In February, the city ran a consultation program with online and in-person engagement, including a Feb. 19 committee of the whole meeting, to receive community feedback on the future of the city-owned lots. City planner Katelyn McDougall presented the results from this consultation during a council meeting on Monday, March 11. The purpose of the consultation, she explained, was to have “an open and honest discussion” with the community.
Comments from the public were torn between interest in developing the site and a desire for more green space in the city.
The online engagement portion of the consultation had 67 survey responses, of which 57 percent expressed a desire to develop the Harbourview Lands in order to revitalize the downtown area. Respondents provided their own ideas for the lands, including seniors’ housing, mixed-use buildings and a protected park. Area neighbours were also engaged—some were concerned about a loss of green space, while others “expressed excitement” about a potential development.

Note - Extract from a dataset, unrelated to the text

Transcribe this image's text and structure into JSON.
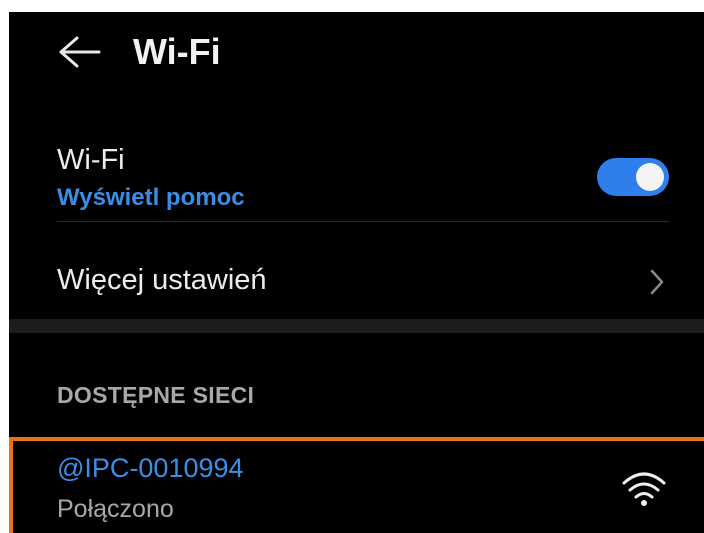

“The community has really mixed opinions about the future of the Harbourview Lands,” McDougall concluded on Monday. “Ultimately…there’s probably a balanced approach that the city could take. That would probably involve developing a portion of the land while being very mindful and putting specific caveats around public open space and preserving some area for park. “
The lots, which are zoned for core business, present the city with a “unique opportunity” to revitalize and redefine the downtown core, but previous attempts to develop the plans have been met with either opposition from the community or a lack of interest from developers. The area is approximately 2.166 acres and consists of a gravel parking area, a grass and treed area and a public laneway. The land offers views of the Alberni Inlet and is located between Harbour Quay and the Uptown arts district.
Council asked city staff to develop an RFP for the entire site and bring it back to council for review.
Councillor Cindy Solda made the motion on Monday, pointing out that an RFP is a good way to test the market and see what developers want to do with the lands.
Mayor Sharie Minions agreed, but said more work needs to be done before the RFP is put out to the public. “I don’t want to see us make any decisions on moving foward with putting out an RFP until we hear from First Nations,” she said, adding that the area is an important site for local First Nations.